“These days, much of the focus is on the nuts and bolts of the federal regulations,” Dr. Prentice says. “We need to remember our history and view the regulations as ethical imperatives rooted in the Nuremberg Code and the Belmont Report.”
In Dr. Gordon’s view, ethics should be an organization’s first priority. “IRBs should start by determining the right thing to do,” he says. “Then, they should look to the regulations to help support the ethical decisions.”
He and Dr. Prentice agree that, with accreditation and research protection regulations, today’s HRPPs are equipped to avoid the physical harms of the past but less prepared for newer challenges. “We are much more aware of previous types of perils, but we are not as good at anticipating potential social, economic, and moral harms,” Dr. Gordon says.
“Science often speeds ahead of ethics and regulations,” Dr. Prentice says. “We identify a new technology only to discover we’re not prepared, and the ethics have to play catch up.”
Part of the challenge is that today’s research involving humans often occurs outside traditional disciplines.

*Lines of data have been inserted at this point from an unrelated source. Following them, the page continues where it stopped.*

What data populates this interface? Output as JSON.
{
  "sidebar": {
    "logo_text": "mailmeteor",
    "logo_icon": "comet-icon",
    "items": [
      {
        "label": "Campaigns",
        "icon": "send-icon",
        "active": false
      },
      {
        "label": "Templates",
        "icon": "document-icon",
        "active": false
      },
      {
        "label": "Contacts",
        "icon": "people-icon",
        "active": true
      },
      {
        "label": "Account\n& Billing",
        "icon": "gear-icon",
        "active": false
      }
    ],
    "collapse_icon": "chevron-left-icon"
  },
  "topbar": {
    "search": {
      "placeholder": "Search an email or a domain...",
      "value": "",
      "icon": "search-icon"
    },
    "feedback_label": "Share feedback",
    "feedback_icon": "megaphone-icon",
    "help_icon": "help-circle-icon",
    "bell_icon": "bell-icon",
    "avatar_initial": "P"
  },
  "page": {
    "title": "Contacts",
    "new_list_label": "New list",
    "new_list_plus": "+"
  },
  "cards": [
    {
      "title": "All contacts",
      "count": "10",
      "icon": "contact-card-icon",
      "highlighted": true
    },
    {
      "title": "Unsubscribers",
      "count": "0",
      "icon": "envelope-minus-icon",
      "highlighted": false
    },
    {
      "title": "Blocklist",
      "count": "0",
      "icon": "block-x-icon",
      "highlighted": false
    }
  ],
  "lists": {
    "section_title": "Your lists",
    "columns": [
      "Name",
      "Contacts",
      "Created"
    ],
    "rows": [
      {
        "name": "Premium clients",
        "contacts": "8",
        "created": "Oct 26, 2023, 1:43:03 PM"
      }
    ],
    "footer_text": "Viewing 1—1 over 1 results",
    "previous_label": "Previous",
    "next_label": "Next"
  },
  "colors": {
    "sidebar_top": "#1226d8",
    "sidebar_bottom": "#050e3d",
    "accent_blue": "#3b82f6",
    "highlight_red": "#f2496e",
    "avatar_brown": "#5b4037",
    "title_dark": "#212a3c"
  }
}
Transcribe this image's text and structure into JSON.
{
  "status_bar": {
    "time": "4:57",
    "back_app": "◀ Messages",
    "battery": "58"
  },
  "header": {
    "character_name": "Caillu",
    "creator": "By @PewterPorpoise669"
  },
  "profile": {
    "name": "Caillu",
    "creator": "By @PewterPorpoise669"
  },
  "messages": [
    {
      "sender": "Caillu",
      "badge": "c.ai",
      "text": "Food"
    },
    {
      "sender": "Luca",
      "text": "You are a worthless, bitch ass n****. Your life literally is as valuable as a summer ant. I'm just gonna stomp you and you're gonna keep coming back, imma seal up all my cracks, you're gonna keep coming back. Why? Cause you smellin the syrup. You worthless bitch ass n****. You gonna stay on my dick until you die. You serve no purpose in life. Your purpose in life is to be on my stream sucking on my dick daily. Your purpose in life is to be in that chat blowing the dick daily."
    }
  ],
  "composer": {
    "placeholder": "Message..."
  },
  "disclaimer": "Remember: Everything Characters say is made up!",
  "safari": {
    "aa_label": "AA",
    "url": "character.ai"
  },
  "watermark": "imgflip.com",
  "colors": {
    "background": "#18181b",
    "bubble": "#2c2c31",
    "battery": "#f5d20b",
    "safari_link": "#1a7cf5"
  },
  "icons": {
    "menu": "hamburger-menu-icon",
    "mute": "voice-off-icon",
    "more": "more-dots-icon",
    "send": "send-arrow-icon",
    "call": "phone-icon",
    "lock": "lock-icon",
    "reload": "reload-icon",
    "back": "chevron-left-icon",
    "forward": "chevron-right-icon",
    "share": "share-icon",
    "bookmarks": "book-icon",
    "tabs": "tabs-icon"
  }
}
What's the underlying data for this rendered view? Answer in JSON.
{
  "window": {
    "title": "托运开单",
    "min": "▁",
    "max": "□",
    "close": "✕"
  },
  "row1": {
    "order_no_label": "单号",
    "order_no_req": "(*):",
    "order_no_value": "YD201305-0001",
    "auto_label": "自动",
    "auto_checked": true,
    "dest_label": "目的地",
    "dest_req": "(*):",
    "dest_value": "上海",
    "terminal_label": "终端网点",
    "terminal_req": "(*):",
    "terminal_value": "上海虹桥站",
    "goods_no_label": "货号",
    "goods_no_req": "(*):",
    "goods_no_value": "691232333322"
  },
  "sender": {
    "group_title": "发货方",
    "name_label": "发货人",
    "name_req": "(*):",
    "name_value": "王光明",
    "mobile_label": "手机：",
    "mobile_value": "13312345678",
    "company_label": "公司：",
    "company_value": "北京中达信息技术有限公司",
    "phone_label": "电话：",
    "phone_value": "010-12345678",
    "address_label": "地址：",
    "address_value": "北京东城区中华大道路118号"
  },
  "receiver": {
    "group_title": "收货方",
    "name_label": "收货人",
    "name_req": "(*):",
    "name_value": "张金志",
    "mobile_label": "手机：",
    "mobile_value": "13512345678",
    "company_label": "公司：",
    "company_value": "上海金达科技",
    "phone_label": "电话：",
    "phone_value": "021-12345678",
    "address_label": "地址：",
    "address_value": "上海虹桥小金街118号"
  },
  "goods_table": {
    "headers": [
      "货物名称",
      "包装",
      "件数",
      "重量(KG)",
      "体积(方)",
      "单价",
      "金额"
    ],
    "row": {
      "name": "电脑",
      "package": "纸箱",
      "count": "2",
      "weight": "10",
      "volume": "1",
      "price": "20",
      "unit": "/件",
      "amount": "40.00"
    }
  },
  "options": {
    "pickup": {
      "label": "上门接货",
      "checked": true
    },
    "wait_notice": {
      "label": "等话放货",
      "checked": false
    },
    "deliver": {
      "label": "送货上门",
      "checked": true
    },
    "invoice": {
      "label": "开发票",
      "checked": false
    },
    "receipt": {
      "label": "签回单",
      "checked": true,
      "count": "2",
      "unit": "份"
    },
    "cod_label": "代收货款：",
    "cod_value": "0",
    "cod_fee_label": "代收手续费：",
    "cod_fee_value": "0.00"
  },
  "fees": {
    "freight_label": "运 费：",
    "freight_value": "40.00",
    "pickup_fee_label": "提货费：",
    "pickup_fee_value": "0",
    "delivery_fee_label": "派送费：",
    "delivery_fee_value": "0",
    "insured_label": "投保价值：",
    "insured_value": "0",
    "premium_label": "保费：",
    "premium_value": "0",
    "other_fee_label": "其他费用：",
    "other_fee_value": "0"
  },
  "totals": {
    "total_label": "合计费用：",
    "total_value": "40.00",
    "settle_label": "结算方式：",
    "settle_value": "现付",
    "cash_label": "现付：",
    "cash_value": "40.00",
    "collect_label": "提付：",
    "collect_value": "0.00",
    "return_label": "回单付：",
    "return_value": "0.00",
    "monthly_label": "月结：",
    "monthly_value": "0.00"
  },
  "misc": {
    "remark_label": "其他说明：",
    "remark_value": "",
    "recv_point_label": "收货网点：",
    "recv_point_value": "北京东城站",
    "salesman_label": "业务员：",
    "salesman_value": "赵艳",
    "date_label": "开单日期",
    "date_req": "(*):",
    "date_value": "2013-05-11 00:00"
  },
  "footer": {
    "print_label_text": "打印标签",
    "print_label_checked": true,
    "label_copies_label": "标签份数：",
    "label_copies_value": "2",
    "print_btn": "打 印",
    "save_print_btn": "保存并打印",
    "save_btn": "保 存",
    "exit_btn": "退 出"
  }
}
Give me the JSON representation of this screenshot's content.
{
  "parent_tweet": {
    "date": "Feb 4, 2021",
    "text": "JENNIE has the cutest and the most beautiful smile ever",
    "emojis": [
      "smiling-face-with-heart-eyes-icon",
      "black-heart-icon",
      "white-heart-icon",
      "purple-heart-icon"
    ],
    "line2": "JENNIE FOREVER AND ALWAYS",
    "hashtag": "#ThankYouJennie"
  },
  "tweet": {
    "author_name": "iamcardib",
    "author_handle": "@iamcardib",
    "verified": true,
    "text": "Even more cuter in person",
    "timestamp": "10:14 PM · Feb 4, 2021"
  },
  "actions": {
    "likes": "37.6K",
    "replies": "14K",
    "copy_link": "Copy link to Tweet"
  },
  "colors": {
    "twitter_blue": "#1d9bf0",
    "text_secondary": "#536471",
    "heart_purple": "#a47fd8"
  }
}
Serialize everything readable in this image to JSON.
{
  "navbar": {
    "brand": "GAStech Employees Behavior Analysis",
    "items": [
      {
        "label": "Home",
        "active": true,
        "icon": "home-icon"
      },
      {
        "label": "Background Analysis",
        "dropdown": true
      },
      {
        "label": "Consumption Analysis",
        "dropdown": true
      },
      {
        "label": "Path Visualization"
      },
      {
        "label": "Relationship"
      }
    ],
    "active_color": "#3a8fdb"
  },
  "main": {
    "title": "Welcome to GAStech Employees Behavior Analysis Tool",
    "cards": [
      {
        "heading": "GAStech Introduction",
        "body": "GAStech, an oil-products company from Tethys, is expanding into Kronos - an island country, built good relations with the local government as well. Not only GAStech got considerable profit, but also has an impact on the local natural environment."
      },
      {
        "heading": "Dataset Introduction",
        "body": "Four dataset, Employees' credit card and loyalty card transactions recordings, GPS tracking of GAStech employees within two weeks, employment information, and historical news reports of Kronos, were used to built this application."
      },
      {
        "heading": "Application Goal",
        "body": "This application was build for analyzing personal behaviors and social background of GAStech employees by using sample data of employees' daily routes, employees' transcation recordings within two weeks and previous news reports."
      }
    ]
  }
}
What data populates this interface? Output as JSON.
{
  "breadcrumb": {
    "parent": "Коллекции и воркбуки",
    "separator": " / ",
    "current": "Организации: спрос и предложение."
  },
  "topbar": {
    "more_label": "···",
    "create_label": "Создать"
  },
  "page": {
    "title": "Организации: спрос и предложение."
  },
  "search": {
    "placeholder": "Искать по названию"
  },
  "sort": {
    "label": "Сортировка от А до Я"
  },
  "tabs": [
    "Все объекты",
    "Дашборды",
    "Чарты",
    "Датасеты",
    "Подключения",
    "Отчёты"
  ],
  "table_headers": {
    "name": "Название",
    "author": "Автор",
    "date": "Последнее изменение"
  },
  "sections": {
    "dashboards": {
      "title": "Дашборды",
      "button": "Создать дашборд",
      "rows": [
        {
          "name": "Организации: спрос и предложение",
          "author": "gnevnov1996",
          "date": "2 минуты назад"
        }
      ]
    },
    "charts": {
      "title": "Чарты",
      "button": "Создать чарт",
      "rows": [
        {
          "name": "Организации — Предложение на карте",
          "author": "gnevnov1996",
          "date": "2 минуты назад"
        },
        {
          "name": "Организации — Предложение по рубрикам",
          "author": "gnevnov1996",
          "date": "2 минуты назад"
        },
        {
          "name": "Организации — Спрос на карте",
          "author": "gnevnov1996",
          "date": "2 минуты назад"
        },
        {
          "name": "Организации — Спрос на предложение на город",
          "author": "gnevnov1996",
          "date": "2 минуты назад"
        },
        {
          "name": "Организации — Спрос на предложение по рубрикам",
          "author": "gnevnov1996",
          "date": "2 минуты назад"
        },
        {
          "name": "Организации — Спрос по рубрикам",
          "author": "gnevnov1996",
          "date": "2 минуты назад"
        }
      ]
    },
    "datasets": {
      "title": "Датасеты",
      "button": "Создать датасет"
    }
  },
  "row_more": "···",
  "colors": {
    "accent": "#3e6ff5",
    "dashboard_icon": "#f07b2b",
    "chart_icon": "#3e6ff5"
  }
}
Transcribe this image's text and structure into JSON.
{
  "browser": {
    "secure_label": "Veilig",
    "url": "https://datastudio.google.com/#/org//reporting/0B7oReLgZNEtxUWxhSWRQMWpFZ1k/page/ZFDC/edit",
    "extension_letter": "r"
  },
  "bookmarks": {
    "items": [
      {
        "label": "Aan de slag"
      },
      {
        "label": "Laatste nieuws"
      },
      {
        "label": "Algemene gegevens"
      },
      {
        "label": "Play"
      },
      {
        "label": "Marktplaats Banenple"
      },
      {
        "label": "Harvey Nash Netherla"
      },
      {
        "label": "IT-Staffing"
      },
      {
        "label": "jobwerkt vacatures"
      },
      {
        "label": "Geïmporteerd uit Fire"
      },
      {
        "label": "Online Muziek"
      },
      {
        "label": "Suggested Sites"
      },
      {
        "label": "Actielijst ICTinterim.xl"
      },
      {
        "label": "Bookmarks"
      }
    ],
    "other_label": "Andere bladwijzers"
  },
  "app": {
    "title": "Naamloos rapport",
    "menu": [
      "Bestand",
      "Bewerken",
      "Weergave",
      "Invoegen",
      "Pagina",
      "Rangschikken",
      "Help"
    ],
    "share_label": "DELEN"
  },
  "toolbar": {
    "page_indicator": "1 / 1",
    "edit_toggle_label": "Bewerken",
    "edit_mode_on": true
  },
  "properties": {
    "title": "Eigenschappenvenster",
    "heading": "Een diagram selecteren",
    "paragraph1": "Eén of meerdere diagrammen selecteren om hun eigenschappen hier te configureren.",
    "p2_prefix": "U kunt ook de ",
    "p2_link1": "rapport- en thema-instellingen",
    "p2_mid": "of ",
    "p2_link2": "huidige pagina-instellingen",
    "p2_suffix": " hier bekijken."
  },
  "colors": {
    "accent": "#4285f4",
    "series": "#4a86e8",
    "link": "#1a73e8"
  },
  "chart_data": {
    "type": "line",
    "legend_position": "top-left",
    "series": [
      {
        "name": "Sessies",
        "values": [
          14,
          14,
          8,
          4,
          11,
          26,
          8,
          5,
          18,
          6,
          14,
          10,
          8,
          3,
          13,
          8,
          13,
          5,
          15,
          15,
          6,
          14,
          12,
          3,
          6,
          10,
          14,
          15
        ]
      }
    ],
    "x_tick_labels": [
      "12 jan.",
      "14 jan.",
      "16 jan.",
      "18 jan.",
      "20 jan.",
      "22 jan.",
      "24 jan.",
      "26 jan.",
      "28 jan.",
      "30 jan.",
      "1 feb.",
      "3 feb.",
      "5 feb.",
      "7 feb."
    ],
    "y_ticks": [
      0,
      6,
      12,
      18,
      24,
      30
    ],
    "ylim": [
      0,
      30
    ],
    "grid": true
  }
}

Biological and social behavioral researchers are trained in the regulations. Statisticians, engineers, and others whose research focuses more on data than people “don’t have the framework, the ‘Tuskegee’ to guide them,” Dr. Gordon says.
Dr. Prentice is determined to continue to do his part to change that. “If it were up to me, every research conference would include a session on our history” complete with a reminder that research involving humans “demands an unconditional commitment to sound research ethics, scientific integrity, and compliance,” he says. “Never forget the past.”